#### [Work order]
Determine the number of lines in the data below that contain the string "screenshot", and respond with that number alone.

#### [Given records]
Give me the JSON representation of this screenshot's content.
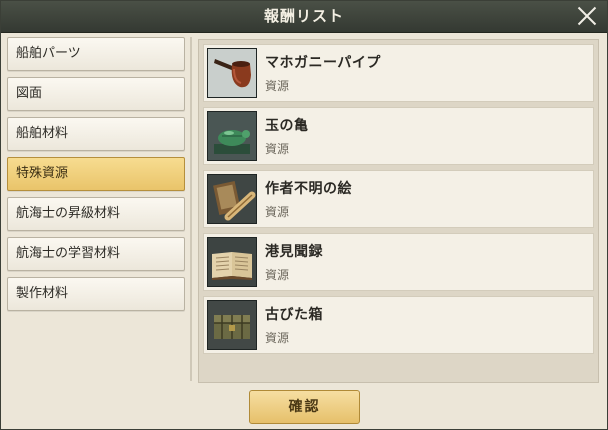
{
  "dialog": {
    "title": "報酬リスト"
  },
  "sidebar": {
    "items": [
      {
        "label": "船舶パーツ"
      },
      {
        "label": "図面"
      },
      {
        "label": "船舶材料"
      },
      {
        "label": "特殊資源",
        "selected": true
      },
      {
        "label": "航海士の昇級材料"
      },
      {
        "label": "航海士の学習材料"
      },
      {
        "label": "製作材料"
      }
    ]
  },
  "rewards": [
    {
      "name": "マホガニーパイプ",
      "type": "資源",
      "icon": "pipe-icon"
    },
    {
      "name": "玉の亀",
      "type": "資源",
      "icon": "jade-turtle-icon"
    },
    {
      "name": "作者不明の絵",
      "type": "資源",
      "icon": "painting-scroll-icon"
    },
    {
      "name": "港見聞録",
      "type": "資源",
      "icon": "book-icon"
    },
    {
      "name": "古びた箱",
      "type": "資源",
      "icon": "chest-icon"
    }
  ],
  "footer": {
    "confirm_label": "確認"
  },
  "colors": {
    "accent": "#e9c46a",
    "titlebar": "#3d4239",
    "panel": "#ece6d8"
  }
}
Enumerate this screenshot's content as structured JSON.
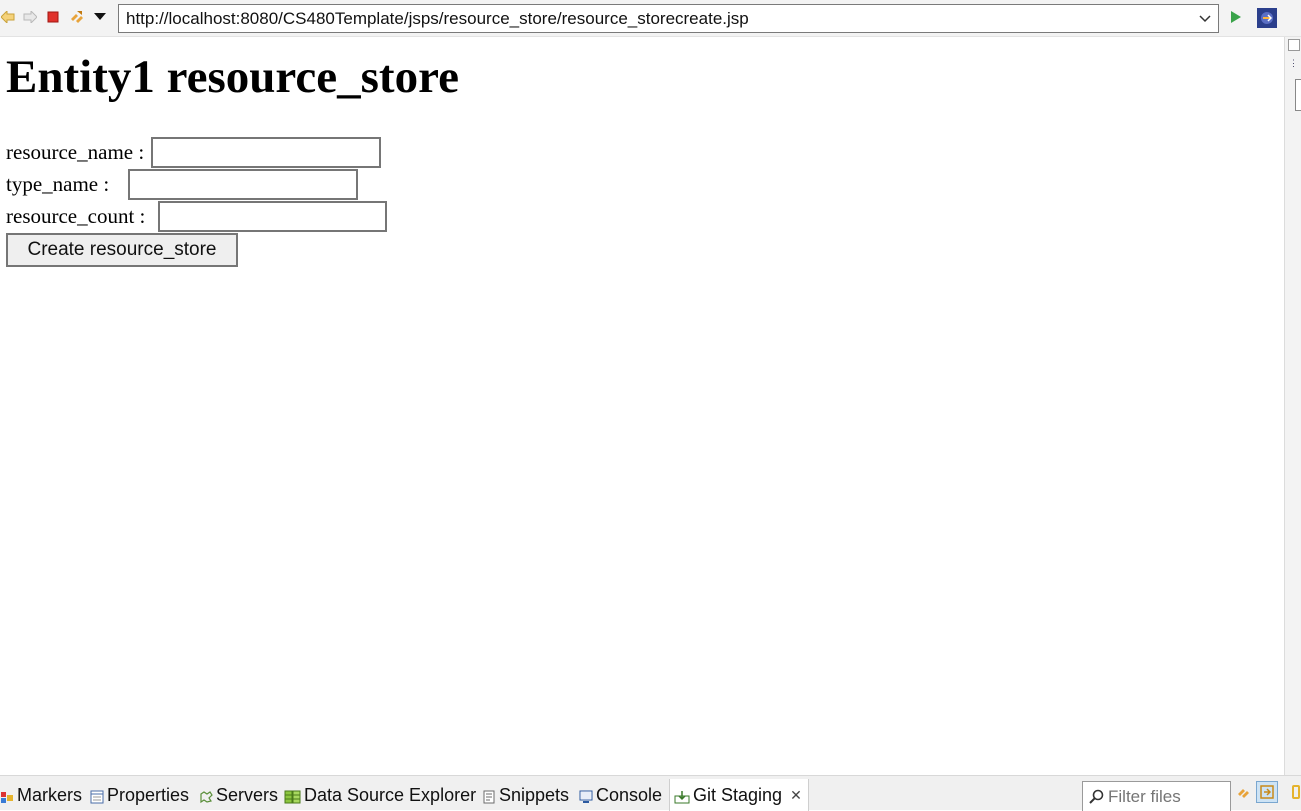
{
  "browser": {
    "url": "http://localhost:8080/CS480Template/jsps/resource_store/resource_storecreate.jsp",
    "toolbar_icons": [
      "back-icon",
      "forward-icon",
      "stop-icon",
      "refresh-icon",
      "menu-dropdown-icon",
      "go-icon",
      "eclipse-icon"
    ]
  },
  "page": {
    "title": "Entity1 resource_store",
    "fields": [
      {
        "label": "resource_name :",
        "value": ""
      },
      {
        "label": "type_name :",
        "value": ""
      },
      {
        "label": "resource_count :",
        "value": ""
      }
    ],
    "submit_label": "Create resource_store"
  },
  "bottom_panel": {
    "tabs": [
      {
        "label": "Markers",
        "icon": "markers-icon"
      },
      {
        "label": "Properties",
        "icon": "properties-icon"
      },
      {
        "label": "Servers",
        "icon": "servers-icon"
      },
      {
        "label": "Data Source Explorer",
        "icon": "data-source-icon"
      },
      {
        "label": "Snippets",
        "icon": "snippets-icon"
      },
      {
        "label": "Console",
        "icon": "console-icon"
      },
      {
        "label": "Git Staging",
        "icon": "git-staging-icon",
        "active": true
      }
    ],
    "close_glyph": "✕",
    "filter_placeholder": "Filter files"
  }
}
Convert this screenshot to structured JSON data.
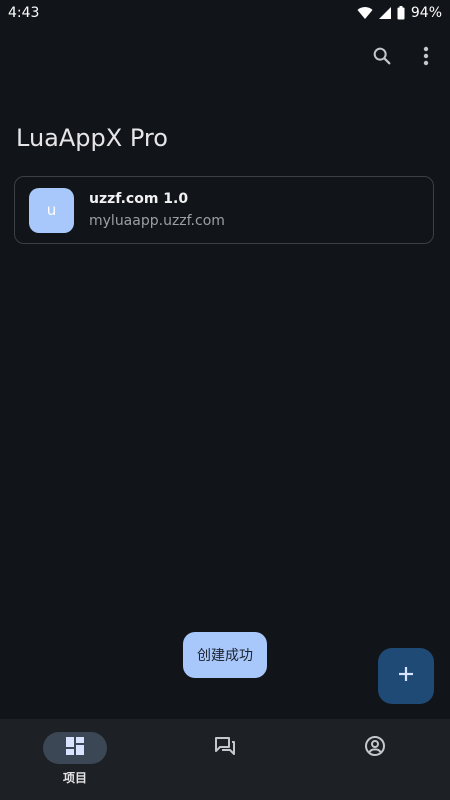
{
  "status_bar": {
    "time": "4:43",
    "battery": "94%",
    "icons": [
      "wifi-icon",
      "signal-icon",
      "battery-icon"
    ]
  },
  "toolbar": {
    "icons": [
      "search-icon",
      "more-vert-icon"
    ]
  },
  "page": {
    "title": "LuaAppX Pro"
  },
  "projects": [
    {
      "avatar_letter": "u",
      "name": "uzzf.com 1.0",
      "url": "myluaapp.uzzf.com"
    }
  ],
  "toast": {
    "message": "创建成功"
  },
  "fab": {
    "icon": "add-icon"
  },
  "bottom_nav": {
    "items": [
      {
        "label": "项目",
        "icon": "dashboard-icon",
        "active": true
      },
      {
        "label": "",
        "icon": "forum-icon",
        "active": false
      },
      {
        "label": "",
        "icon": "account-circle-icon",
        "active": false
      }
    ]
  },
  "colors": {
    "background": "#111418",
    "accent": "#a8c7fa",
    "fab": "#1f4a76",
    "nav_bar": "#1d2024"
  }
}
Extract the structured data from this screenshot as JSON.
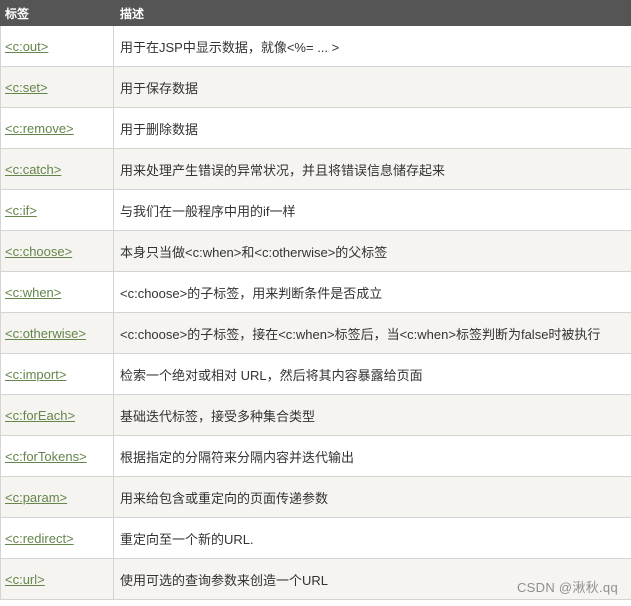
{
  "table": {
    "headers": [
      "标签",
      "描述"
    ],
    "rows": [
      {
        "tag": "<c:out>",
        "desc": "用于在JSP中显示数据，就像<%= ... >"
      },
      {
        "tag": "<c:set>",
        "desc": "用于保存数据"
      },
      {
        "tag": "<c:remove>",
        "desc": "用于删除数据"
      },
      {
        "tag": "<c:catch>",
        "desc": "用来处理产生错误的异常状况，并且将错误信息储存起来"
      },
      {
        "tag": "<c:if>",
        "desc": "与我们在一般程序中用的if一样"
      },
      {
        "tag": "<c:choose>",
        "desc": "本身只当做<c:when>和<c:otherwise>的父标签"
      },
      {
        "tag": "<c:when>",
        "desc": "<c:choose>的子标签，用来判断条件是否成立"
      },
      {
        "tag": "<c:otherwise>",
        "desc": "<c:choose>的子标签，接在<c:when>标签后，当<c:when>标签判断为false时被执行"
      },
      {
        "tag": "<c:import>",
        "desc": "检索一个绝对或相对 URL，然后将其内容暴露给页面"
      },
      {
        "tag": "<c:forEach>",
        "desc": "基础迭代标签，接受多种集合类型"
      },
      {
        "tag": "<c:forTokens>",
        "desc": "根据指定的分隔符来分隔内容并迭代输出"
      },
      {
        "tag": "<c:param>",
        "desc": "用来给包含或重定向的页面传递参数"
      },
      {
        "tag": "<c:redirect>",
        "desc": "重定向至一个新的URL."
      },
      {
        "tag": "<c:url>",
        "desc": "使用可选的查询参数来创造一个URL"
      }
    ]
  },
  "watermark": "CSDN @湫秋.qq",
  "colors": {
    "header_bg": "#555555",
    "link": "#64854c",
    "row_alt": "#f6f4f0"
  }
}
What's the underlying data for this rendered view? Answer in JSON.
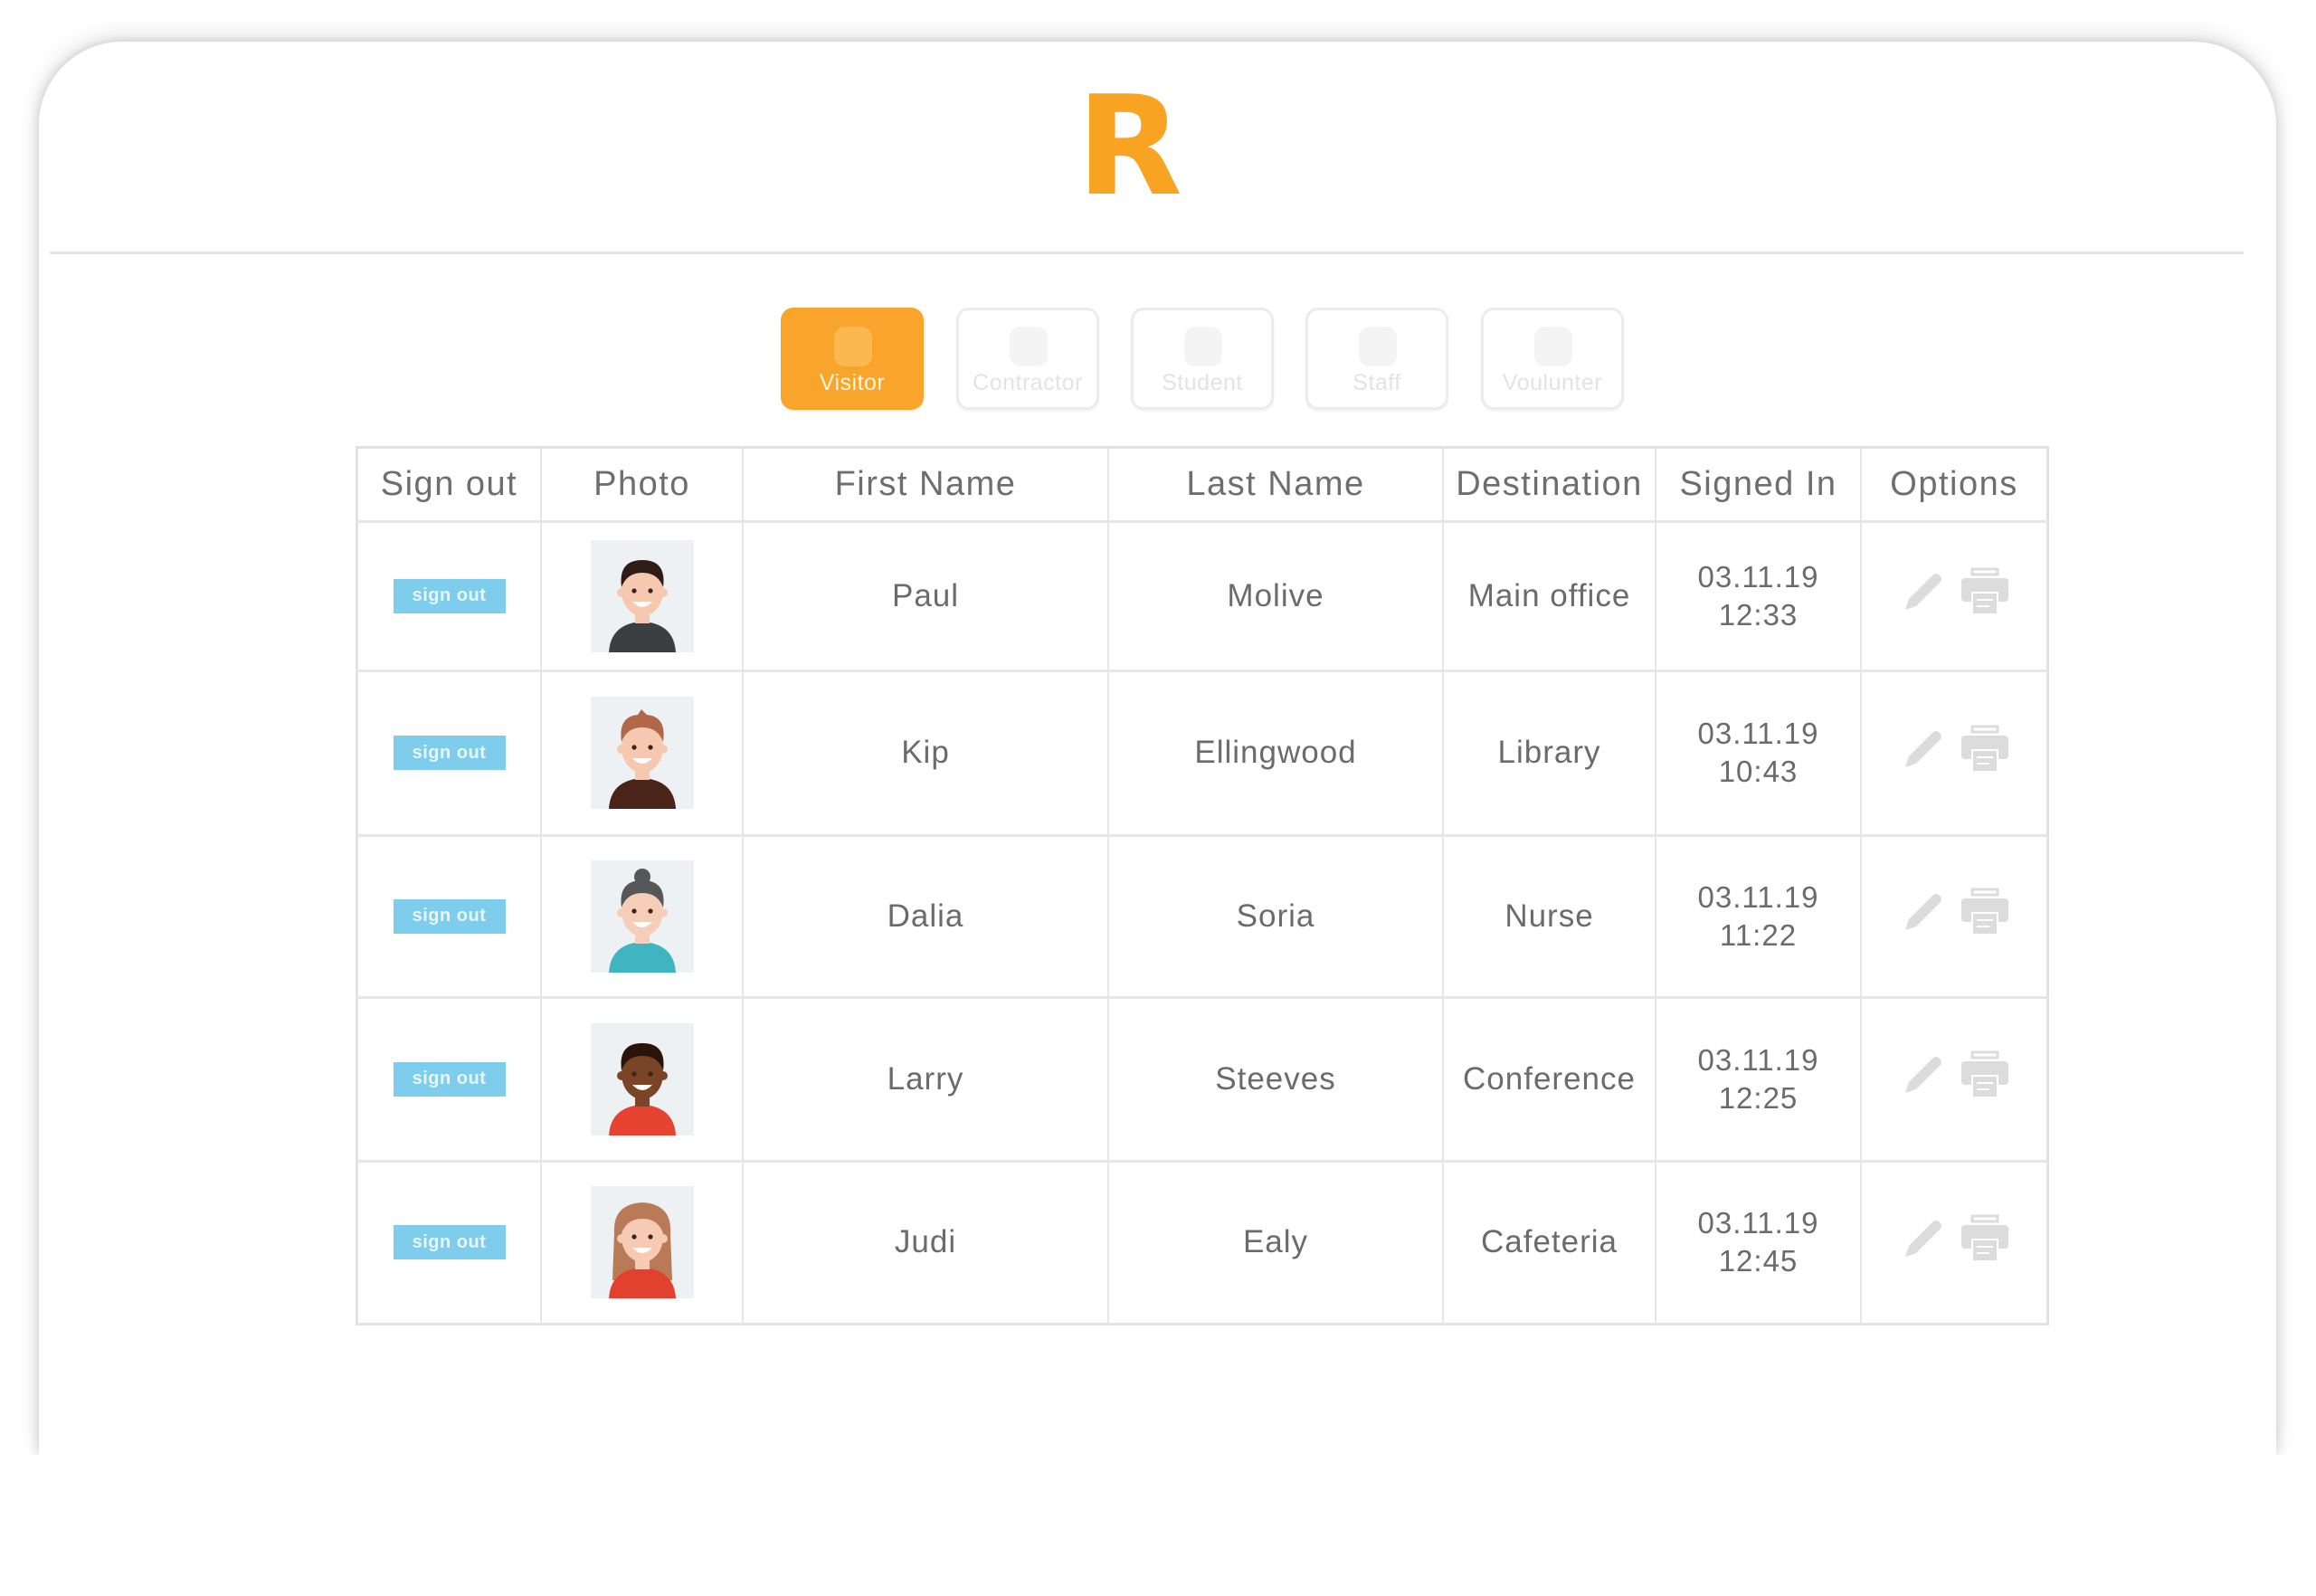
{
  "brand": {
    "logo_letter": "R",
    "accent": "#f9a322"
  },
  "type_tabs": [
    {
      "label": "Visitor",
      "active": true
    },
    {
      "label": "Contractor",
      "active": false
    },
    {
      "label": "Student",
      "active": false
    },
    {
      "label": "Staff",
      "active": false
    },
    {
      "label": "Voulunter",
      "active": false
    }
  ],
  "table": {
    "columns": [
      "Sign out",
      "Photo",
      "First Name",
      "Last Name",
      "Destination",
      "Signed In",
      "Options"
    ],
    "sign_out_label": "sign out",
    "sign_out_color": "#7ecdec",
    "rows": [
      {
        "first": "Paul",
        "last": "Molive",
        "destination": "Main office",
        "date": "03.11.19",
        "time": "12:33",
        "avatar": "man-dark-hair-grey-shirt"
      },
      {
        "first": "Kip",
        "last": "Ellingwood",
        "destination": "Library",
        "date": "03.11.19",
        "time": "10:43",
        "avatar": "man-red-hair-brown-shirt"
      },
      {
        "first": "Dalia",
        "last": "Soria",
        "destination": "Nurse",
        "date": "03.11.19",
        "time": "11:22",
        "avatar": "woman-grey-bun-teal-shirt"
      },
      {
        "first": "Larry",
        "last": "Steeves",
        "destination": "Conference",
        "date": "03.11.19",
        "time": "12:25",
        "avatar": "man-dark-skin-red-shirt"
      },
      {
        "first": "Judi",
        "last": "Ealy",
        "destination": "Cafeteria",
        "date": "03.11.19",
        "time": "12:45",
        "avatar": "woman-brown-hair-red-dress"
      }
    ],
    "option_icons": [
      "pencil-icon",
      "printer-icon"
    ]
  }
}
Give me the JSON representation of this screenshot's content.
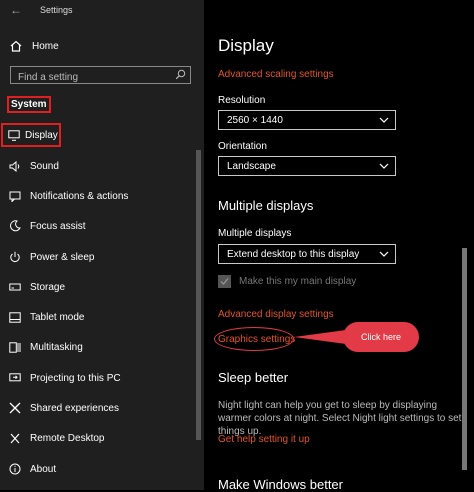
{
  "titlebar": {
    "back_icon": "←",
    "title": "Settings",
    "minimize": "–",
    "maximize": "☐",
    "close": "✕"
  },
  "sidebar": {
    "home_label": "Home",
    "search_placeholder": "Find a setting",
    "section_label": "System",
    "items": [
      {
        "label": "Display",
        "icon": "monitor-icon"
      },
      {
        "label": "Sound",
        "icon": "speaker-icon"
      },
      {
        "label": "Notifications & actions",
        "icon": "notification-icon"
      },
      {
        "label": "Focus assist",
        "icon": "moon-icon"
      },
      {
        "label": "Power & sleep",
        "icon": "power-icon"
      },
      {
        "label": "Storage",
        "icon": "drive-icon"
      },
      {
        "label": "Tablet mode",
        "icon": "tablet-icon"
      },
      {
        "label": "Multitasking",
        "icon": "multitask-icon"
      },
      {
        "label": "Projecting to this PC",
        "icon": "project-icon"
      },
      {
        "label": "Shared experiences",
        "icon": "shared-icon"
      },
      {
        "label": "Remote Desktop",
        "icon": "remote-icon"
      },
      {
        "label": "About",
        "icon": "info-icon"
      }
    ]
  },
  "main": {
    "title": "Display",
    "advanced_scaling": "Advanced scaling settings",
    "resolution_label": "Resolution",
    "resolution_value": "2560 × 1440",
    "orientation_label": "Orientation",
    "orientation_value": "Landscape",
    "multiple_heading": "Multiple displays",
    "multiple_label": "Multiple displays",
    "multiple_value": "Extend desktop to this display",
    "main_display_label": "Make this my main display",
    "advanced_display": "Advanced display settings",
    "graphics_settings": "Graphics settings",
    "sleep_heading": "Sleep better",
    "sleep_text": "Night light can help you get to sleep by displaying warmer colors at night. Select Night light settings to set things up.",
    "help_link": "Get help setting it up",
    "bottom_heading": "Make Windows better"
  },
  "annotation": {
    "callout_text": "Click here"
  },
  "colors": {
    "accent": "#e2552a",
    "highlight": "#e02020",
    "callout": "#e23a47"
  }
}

#### [Completed task]
5